The task: Could you return the listing below exactly, with every line intact?

Record set:
^^^^

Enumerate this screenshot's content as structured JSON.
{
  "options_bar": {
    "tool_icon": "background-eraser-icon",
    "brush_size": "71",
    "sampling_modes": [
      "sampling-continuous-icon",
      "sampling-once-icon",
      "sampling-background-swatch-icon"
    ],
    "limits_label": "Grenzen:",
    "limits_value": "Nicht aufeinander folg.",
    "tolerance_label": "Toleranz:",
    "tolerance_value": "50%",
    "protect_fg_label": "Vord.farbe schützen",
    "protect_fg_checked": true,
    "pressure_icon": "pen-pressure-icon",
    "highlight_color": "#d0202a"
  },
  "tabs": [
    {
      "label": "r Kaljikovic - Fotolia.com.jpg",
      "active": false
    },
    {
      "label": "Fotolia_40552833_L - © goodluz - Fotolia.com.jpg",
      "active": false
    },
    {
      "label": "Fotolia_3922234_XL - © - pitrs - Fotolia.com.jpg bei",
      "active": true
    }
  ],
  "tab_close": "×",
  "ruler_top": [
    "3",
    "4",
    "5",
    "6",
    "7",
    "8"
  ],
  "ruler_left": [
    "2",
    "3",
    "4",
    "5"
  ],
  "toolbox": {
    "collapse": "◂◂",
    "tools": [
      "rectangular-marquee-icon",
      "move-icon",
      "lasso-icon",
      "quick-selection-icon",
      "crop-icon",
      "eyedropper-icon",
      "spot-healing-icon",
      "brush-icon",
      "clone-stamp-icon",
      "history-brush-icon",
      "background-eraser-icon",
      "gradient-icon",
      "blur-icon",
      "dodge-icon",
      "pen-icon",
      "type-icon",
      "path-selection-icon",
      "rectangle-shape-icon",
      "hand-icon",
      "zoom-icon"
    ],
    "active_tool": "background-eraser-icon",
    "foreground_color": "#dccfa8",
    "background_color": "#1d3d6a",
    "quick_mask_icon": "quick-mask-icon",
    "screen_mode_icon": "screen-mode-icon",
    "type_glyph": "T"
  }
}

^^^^

Answer section:
Enumerate this screenshot's content as structured JSON.
{
  "options_bar": {
    "tool_icon": "background-eraser-icon",
    "brush_size": "71",
    "sampling_modes": [
      "sampling-continuous-icon",
      "sampling-once-icon",
      "sampling-background-swatch-icon"
    ],
    "limits_label": "Grenzen:",
    "limits_value": "Nicht aufeinander folg.",
    "tolerance_label": "Toleranz:",
    "tolerance_value": "50%",
    "protect_fg_label": "Vord.farbe schützen",
    "protect_fg_checked": true,
    "pressure_icon": "pen-pressure-icon",
    "highlight_color": "#d0202a"
  },
  "tabs": [
    {
      "label": "r Kaljikovic - Fotolia.com.jpg",
      "active": false
    },
    {
      "label": "Fotolia_40552833_L - © goodluz - Fotolia.com.jpg",
      "active": false
    },
    {
      "label": "Fotolia_3922234_XL - © - pitrs - Fotolia.com.jpg bei",
      "active": true
    }
  ],
  "tab_close": "×",
  "ruler_top": [
    "3",
    "4",
    "5",
    "6",
    "7",
    "8"
  ],
  "ruler_left": [
    "2",
    "3",
    "4",
    "5"
  ],
  "toolbox": {
    "collapse": "◂◂",
    "tools": [
      "rectangular-marquee-icon",
      "move-icon",
      "lasso-icon",
      "quick-selection-icon",
      "crop-icon",
      "eyedropper-icon",
      "spot-healing-icon",
      "brush-icon",
      "clone-stamp-icon",
      "history-brush-icon",
      "background-eraser-icon",
      "gradient-icon",
      "blur-icon",
      "dodge-icon",
      "pen-icon",
      "type-icon",
      "path-selection-icon",
      "rectangle-shape-icon",
      "hand-icon",
      "zoom-icon"
    ],
    "active_tool": "background-eraser-icon",
    "foreground_color": "#dccfa8",
    "background_color": "#1d3d6a",
    "quick_mask_icon": "quick-mask-icon",
    "screen_mode_icon": "screen-mode-icon",
    "type_glyph": "T"
  }
}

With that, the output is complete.